“It would be a tragedy” for young people to feel they have to drop out of higher education because they worry about whether they will be able to make ends meet and try to balance study and work, said Vivienne Stern, chief executive of Universities UK (UUK).
Many people are taking extra part-time hours to support their studies, and this is an issue affecting more students from diverse backgrounds than before, she said.
Speaking to the PA news agency, she said: “I think this is probably a wider cross section of the student population than we would have been particularly concerned about before, because students who may have previously asked their parents to sort out a loan top-up or help them when they run out of money at the end of the semester” , we conclude, I think, that perhaps the parents cannot do this because they have their own financial pressures, and then the cost of accommodation goes up very quickly.

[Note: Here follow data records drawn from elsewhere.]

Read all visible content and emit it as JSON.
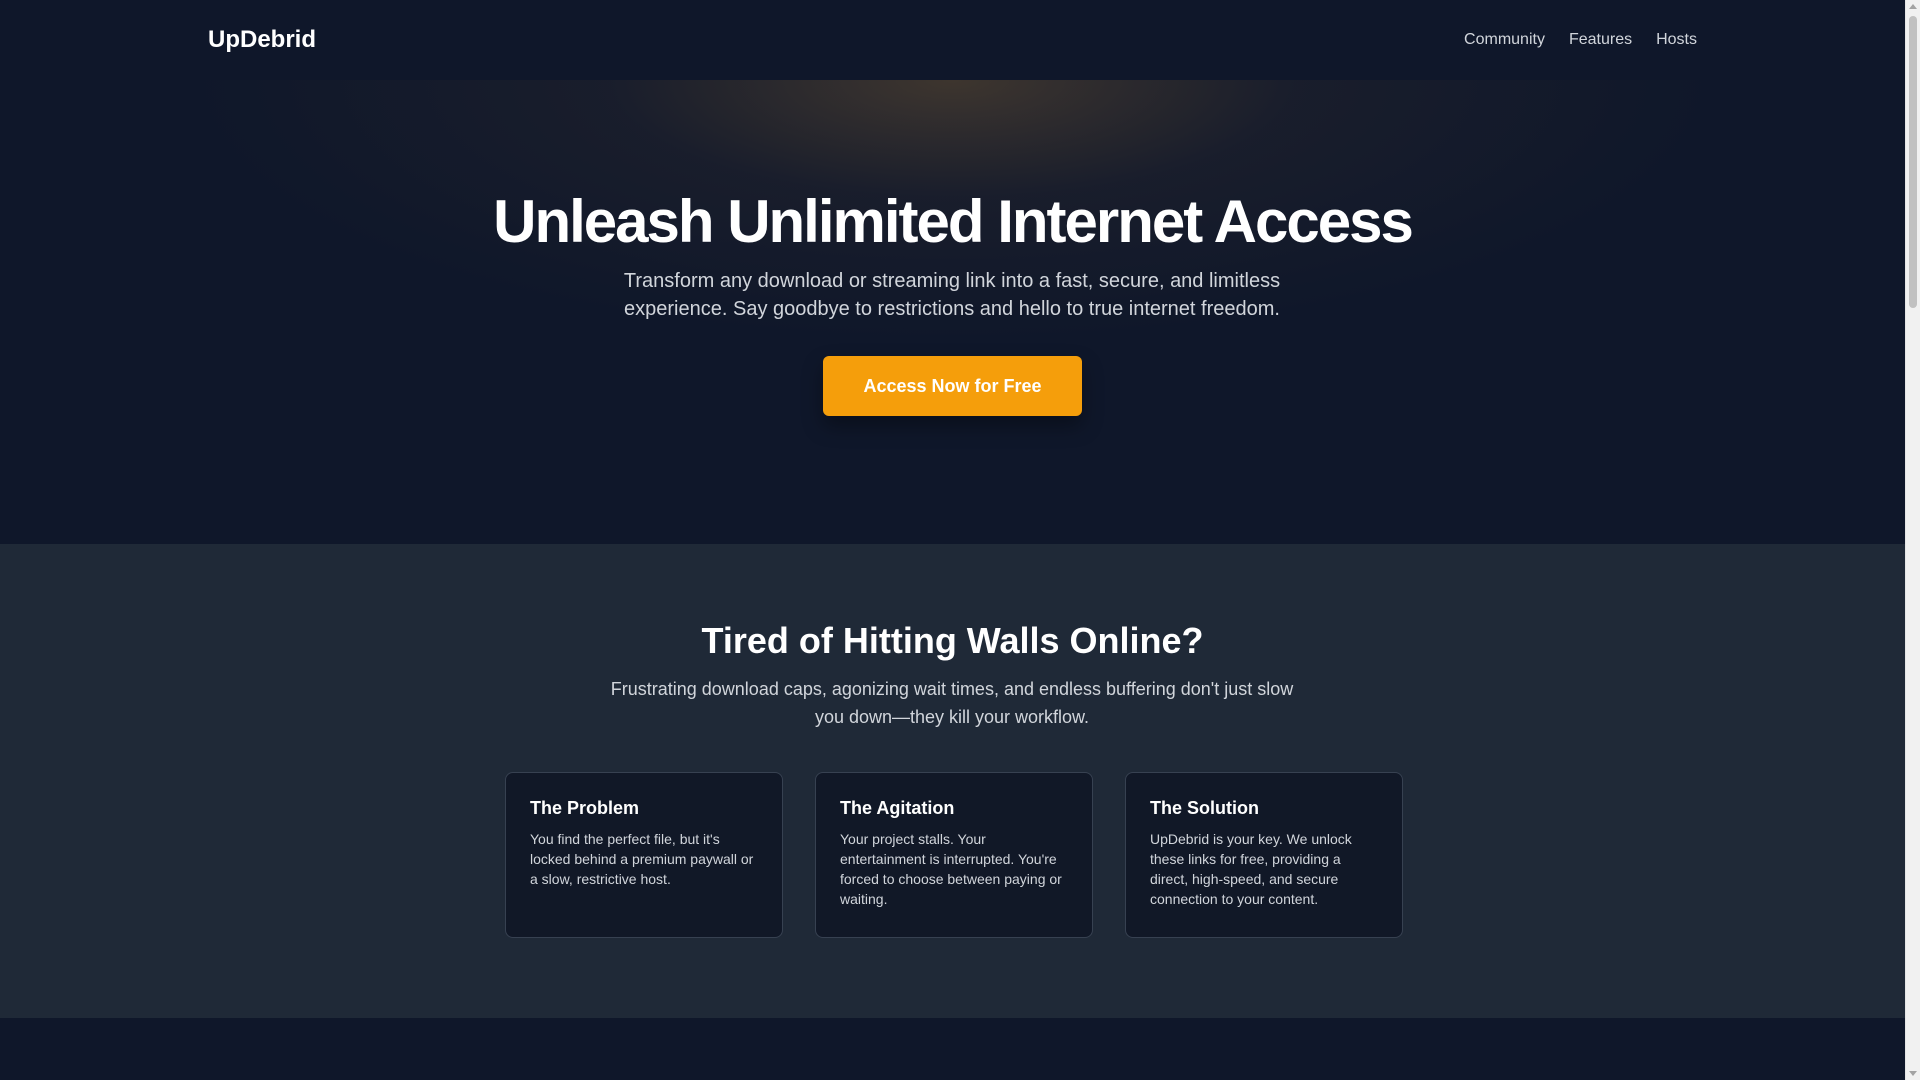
{
  "header": {
    "brand": "UpDebrid",
    "nav": [
      "Community",
      "Features",
      "Hosts"
    ]
  },
  "hero": {
    "title": "Unleash Unlimited Internet Access",
    "subtitle_line1": "Transform any download or streaming link into a fast, secure, and limitless",
    "subtitle_line2": "experience. Say goodbye to restrictions and hello to true internet freedom.",
    "cta_label": "Access Now for Free"
  },
  "problem_section": {
    "title": "Tired of Hitting Walls Online?",
    "subtitle_line1": "Frustrating download caps, agonizing wait times, and endless buffering don't just slow",
    "subtitle_line2": "you down—they kill your workflow.",
    "cards": [
      {
        "title": "The Problem",
        "body": "You find the perfect file, but it's locked behind a premium paywall or a slow, restrictive host."
      },
      {
        "title": "The Agitation",
        "body": "Your project stalls. Your entertainment is interrupted. You're forced to choose between paying or waiting."
      },
      {
        "title": "The Solution",
        "body": "UpDebrid is your key. We unlock these links for free, providing a direct, high-speed, and secure connection to your content."
      }
    ]
  },
  "colors": {
    "accent": "#f59e0b",
    "background_dark": "#0f172a",
    "section_background": "#1f2937"
  }
}
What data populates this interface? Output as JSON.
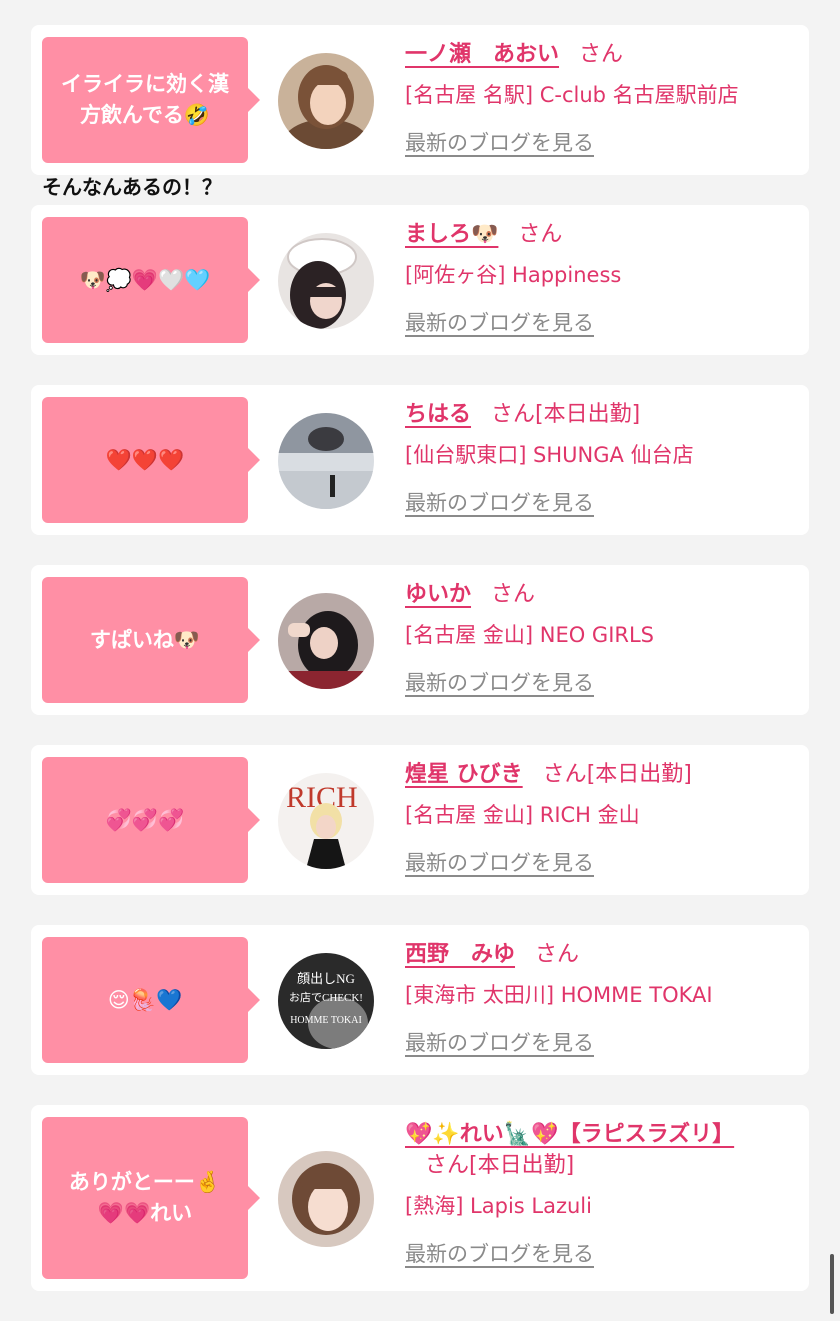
{
  "standalone_comment": "そんなんあるの！？",
  "entries": [
    {
      "bubble": "イライラに効く漢方飲んでる🤣",
      "name": "一ノ瀬　あおい",
      "suffix": "さん",
      "status": "",
      "shop": "[名古屋 名駅] C-club 名古屋駅前店",
      "blog_link": "最新のブログを見る"
    },
    {
      "bubble": "🐶💭💗🤍🩵",
      "name": "ましろ🐶",
      "suffix": "さん",
      "status": "",
      "shop": "[阿佐ヶ谷] Happiness",
      "blog_link": "最新のブログを見る"
    },
    {
      "bubble": "❤️❤️❤️",
      "name": "ちはる",
      "suffix": "さん",
      "status": "[本日出勤]",
      "shop": "[仙台駅東口] SHUNGA 仙台店",
      "blog_link": "最新のブログを見る"
    },
    {
      "bubble": "すぱいね🐶",
      "name": "ゆいか",
      "suffix": "さん",
      "status": "",
      "shop": "[名古屋 金山] NEO GIRLS",
      "blog_link": "最新のブログを見る"
    },
    {
      "bubble": "💞💞💞",
      "name": "煌星 ひびき",
      "suffix": "さん",
      "status": "[本日出勤]",
      "shop": "[名古屋 金山] RICH 金山",
      "blog_link": "最新のブログを見る"
    },
    {
      "bubble": "😌🪼💙",
      "name": "西野　みゆ",
      "suffix": "さん",
      "status": "",
      "shop": "[東海市 太田川] HOMME TOKAI",
      "blog_link": "最新のブログを見る"
    },
    {
      "bubble": "ありがとーー🤞\n💗💗れい",
      "name": "💖✨れい🗽💖【ラピスラズリ】",
      "suffix": "さん",
      "status": "[本日出勤]",
      "shop": "[熱海] Lapis Lazuli",
      "blog_link": "最新のブログを見る"
    }
  ],
  "avatar_overlays": {
    "homme": "顔出しNG\nお店でCHECK!\nHOMME TOKAI",
    "rich": "RICH"
  },
  "colors": {
    "accent": "#e0356a",
    "bubble": "#ff8fa5",
    "background": "#f3f3f3",
    "card": "#ffffff",
    "link_grey": "#8a8a8a"
  }
}
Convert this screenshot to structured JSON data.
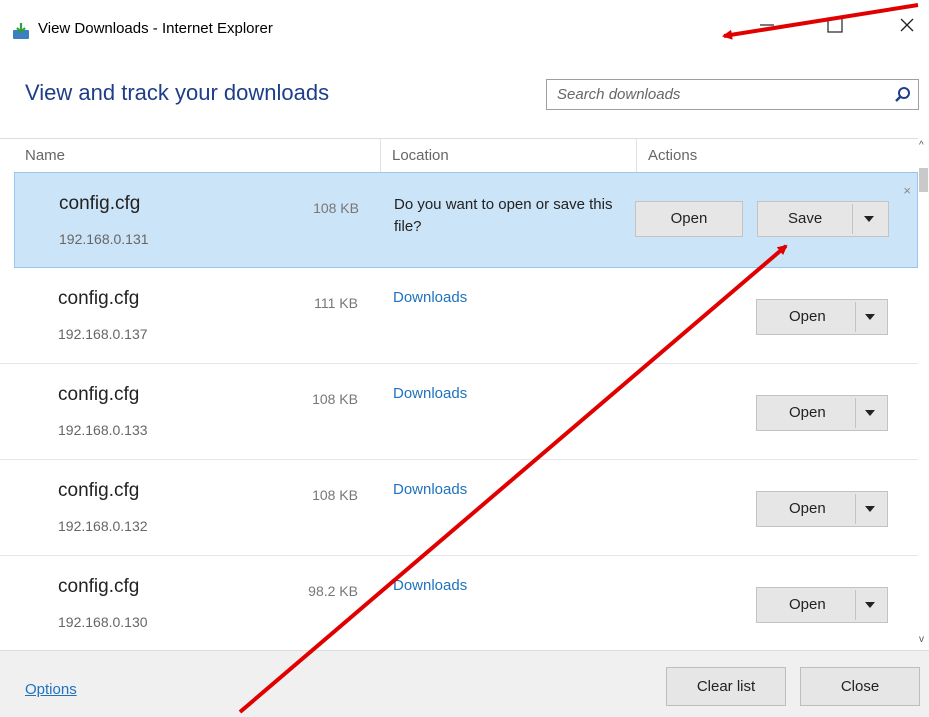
{
  "window": {
    "title": "View Downloads - Internet Explorer"
  },
  "header": {
    "heading": "View and track your downloads"
  },
  "search": {
    "placeholder": "Search downloads"
  },
  "columns": {
    "name": "Name",
    "location": "Location",
    "actions": "Actions"
  },
  "items": [
    {
      "name": "config.cfg",
      "source": "192.168.0.131",
      "size": "108 KB",
      "prompt": "Do you want to open or save this file?",
      "actions": {
        "open": "Open",
        "save": "Save"
      }
    },
    {
      "name": "config.cfg",
      "source": "192.168.0.137",
      "size": "111 KB",
      "location": "Downloads",
      "action": "Open"
    },
    {
      "name": "config.cfg",
      "source": "192.168.0.133",
      "size": "108 KB",
      "location": "Downloads",
      "action": "Open"
    },
    {
      "name": "config.cfg",
      "source": "192.168.0.132",
      "size": "108 KB",
      "location": "Downloads",
      "action": "Open"
    },
    {
      "name": "config.cfg",
      "source": "192.168.0.130",
      "size": "98.2 KB",
      "location": "Downloads",
      "action": "Open"
    }
  ],
  "footer": {
    "options": "Options",
    "clear_list": "Clear list",
    "close": "Close"
  },
  "icons": {
    "app": "ie-download-icon",
    "search": "search-icon",
    "minimize": "minimize-icon",
    "maximize": "maximize-icon",
    "close": "close-icon",
    "dismiss": "dismiss-icon",
    "dropdown": "chevron-down-icon"
  },
  "colors": {
    "heading": "#1e3e8a",
    "link": "#1e73be",
    "selected_row": "#cce4f7",
    "annotation_arrow": "#e00000"
  }
}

“I think what we’re really worried about is that I’ve heard from a lot of people in universities that their students are taking perhaps more work, paid work, than would be ideal.
“So less time to study, more time to work, and ultimately it can make them unable to succeed in their course and put them at risk of dropping out again.”
When asked if she was worried about the increase in churn rates, she said: “It’s a worry. We don’t have data yet.
“Universities collect data around this time of year so it should start to clear up if there is a pattern to be concerned about, but I suspect we will see an increase in dropout rates. And it is not only new students, but also students returning for the second and third year who make the difficult decision to discontinue their studies.
“I think it would be a bit of a tragedy if we lose good students – who should be able to continue and complete their courses – because they are worried about how to make ends meet.”
Universities offer student support in a variety of ways, from free breakfasts in Durham to £150 energy grants for eligible households in York.
But UUK, the collective voice of 140 universities, has urged the government to do more to help universities in turn support students.
It said students risk becoming a “forgotten group” in the cost-of-living crisis because the value of their loans cannot keep up with inflation.
UUK wants targeted government funding for UK students and action to ensure support is protected from inflation.
Ms Stern said: “While we know the government is under extreme pressure, we hope they will pay special attention to the needs of students who might otherwise be dropped off at university instead of completing their courses.
“While universities are making their own aid funds available, I think they could use some help here.”
A Department for Education spokesman said: “We are aware of the financial challenges facing students as global inflation rises. That’s why every year we increase the amount students can access in the form of loans and grants to cover living expenses and other costs.
“Higher education providers can continue to support underprivileged students with the Student Bonus, for which the Student Affairs Office is making available £261m this year.
“Many universities also do a fantastic job of supporting their students through various programs and we encourage any student who is concerned about their situation to speak to their university.”